In February my son gave me a beautiful Orchid–the one above. The flowers were beautiful and in the middle of winter in Western NY, it was a breath of fresh air. I smiled every time I saw it. I catered to the flowers and having had one before, I knew how often to water it, using warm water, draining it well, keeping the house a little warmer to keep it alive, etc.
The end of May came, and the last little flower fell off. I whined loudly, “Oh no, it’s gone. Now I have to water a stick.”
I hadn’t succeeded the last time my orchid became a stick. I gave up watering it and gladly turned the stick over to a coworker who proudly showed me the flowers that bloomed not even six weeks later. I was devastated. So this time, I vowed I’d be patient and water my stick, pretending it was gorgeous, treating it like a treasure until I would be reward with blossoms.
Every Saturday, I drag my stick to the sink and after making sure the water is warm to the touch, but not too hot, I soak it, letting it drench before leaving it in the sink for an hour to drain appropriately before replacing it in the decorative container, once again putting my stick on display.
This past week it occurred to me as I was nurturing my stick…many situations in life are like watering a stick. The reward is small, or nonexistent. Persistence and faithfulness are required. The stick isn’t pleasing or pretty to the senses. No accolades or honor are given for your faithfulness, and compensation is distant. You slog through what is required, knowing you’ll be glad further down the road, but the drudgery wears on you.
I started thinking about all the situations that fit this. College came to mind. Many people spend four, six, or eight years (or longer) in college, and invariably the tediousness of assignments and the impossible demands overcome your determination and quitting seems to be the best viable option. But to those who stick it out, the reward is usually worth the time spent. The endless assignments with short deadlines, prepare you for your career and learning how to overcome those obstacles helps you stand firm in your career when overtime and ridiculous demands rise once again. Like watering a stick.
Waiting for a spouse … many people fall into this category. The work required to keep your relationship goals at the forefront, knowing what you want and not deviating from it can be like watering a stick. You feed your soul, read self-help books, invest in yourself and your character, preparing for what you hope will be a life long relationship and it can seem like a never-ending waiting game, wading through frog after frog after frog. However, the time invested in yourself won’t be wasted–it’s like watering a stick.

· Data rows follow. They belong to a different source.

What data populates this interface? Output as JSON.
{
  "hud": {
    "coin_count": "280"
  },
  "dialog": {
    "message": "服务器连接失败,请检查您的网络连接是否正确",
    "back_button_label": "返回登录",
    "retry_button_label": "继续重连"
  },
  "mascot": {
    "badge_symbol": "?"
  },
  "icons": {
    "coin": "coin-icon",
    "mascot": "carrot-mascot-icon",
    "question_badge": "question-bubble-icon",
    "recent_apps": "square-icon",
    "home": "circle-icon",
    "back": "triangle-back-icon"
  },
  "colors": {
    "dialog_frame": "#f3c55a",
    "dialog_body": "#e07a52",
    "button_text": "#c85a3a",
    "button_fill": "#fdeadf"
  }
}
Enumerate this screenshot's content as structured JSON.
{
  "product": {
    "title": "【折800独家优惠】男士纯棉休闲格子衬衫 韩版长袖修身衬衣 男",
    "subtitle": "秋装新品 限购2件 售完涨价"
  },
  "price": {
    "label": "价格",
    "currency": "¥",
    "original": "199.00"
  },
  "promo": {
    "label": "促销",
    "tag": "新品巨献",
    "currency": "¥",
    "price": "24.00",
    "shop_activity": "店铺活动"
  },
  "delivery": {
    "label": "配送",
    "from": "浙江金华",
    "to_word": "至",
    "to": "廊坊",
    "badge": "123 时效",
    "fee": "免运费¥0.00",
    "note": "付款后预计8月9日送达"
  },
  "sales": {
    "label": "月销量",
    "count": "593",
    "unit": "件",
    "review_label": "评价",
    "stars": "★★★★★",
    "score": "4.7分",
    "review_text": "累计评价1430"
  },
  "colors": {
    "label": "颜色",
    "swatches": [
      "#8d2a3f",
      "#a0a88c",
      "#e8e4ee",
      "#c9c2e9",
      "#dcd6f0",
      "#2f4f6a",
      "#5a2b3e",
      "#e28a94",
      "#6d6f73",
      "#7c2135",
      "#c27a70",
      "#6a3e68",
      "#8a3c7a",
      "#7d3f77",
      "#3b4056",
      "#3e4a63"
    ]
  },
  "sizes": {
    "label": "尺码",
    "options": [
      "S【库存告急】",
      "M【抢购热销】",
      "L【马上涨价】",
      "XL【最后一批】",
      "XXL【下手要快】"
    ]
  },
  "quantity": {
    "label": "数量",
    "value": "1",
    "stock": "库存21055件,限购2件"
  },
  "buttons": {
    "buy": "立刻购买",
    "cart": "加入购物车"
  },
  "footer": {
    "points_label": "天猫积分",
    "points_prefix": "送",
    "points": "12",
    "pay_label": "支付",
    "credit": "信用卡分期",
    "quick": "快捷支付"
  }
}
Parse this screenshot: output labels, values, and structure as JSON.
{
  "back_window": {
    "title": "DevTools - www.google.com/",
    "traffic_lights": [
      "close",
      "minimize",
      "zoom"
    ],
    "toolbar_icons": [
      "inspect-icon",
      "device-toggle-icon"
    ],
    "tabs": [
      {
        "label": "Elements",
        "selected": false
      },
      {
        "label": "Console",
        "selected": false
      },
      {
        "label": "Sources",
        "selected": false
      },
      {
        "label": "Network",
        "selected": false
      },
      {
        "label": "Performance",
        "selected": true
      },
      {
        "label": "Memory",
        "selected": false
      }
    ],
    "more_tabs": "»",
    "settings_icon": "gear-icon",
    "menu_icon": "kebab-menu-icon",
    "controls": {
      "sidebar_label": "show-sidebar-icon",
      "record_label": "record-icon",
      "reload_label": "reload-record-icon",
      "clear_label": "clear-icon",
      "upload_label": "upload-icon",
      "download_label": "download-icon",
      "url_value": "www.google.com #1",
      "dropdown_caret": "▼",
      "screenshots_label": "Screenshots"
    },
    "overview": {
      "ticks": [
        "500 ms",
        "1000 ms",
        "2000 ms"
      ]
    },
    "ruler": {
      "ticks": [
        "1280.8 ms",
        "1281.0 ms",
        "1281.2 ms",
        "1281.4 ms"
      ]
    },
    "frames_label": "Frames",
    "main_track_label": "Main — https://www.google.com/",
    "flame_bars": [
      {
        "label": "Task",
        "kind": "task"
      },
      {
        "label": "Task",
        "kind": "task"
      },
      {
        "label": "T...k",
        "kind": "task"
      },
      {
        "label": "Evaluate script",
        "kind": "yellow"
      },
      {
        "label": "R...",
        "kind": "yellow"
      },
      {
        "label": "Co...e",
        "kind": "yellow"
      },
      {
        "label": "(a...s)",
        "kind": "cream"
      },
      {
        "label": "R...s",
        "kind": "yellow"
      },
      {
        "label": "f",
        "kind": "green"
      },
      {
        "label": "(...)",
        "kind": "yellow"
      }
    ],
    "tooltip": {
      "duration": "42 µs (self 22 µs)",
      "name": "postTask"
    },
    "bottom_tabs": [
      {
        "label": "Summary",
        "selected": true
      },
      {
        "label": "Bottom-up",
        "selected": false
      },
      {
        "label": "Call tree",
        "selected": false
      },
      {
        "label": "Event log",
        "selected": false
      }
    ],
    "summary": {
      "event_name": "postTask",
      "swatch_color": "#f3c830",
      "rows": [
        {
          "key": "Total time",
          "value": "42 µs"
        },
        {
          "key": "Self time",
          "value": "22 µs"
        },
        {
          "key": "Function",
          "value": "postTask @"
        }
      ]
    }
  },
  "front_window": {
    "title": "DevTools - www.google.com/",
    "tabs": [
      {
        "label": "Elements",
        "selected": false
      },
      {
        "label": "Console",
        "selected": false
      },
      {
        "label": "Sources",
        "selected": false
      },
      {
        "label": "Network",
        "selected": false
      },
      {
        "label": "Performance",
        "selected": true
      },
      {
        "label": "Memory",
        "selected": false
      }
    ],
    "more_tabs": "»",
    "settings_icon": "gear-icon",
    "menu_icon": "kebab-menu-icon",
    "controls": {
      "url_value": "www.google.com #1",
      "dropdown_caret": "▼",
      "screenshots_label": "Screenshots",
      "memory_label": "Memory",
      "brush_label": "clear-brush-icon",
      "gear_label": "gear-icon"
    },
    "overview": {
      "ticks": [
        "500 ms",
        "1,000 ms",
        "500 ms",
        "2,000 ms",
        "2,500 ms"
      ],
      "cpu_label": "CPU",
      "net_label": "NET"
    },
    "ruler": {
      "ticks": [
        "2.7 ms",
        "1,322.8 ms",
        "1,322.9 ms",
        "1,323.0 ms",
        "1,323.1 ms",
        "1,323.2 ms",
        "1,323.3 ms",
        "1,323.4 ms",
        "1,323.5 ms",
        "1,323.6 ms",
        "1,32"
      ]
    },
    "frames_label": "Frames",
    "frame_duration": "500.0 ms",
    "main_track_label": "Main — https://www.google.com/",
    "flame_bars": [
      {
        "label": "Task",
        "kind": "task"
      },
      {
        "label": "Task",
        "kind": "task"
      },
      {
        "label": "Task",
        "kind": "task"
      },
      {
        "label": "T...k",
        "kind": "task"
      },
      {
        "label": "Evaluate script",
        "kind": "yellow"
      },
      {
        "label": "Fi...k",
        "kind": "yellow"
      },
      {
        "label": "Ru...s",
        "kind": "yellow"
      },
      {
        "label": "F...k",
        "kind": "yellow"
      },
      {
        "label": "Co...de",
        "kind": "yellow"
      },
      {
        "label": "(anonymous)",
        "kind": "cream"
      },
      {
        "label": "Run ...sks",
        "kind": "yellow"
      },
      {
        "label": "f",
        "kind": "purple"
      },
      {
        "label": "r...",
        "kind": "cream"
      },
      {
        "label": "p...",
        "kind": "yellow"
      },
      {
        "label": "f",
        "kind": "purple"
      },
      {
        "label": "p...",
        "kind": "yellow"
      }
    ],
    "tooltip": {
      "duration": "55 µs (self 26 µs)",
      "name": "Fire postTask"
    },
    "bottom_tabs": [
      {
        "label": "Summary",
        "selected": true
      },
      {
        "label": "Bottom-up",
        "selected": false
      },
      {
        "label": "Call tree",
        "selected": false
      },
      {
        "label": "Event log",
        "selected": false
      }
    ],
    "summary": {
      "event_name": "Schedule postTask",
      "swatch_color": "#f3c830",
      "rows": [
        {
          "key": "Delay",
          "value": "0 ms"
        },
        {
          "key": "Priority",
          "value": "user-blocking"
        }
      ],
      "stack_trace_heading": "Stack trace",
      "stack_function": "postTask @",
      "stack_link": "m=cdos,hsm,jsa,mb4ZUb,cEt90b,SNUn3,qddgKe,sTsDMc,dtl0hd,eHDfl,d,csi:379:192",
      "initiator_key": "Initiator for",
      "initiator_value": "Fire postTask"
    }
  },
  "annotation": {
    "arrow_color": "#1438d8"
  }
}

A newborn. Anyone with a newborn knows immediately what I’m talking about. You feed them every two hours (sometimes every hour) around the clock for weeks. The days and nights blur, you’re sleep deprived, frazzled, and completely worn out. The small fragile infant in your arms requires your care, nourishment, and love. The baby doesn’t smile or give any sign of thankfulness or even happiness most days–and as a mother, you feel like a human gas station with no reward. Like watering a stick. And then one night, in the peaceful dark house, you receive a crooked little grin and their body wiggles with their happiness. Your stick has blossomed, the blooms were worth the weeks of work.
Marriage. Many times there are weeks, months, or even years where it feels like all you do is water a stick. You go through the motions, doing what is necessary, but it doesn’t feel like it used to….the blossoms have fallen off. But if you diligently water and care for it, the season and time come where the reward flows and it was worth the “watering your stick” phase.
Jobs. How many of us have started a new job and felt all alone? No friends, you’re a foreigner in a foreign land. You eat alone, walk in alone, and you feel like a fool hourly while being trained. You quit your job sixteen times a day, but vow to stay until Friday, trying your best. Watering your stick. And one day, you find you have friends, you sit at a table laughing at lunch, you go out for drinks after work, and you’ve been told by the boss that you’re doing fabulous. Your orchid has bloomed.
Teenagers. Anyone who has raised teenagers knows that this is the shining, golden example of watering a stick. There is no bounty in raising a teenager. They’re argumentative, self-centered, emotional, and often times sullen and noncommunicative. I used to keep pictures on my fridge of my kids as one-year-olds, a daily reminder to me that they ARE sweet, they are lovable, and they are still my babies. I diligently watered…loving them when there was no reciprocation, being kind when I wanted to verbally lash out. And then there would be days or weeks where it was like old times, we’d laugh on the couch watching a movie, hugging or holding hands, only to have the camaraderie snatched away again. But further down the road– wonderfully and gloriously– they returned. You’ll find that once again, they’re steady and pleasant, and have become your friends–it’s still a parent/child relationship, but as adults, you’re now sharing a sense of kinship and respect. Watering a stick reaps beautiful Orchid blossoms.
I’m not sure how I want to end this. But whatever situation you’re in–be it good or bad, remember that much of life is like watering a stick. Don’t give up. Don’t give it to someone else to handle. It’s your stick. Your responsibility. Be faithful. Persevere. Against all odds, against what your immediate desires and needs are–take the leap and water your stick, knowing that the reward and blossoms are just around the corner.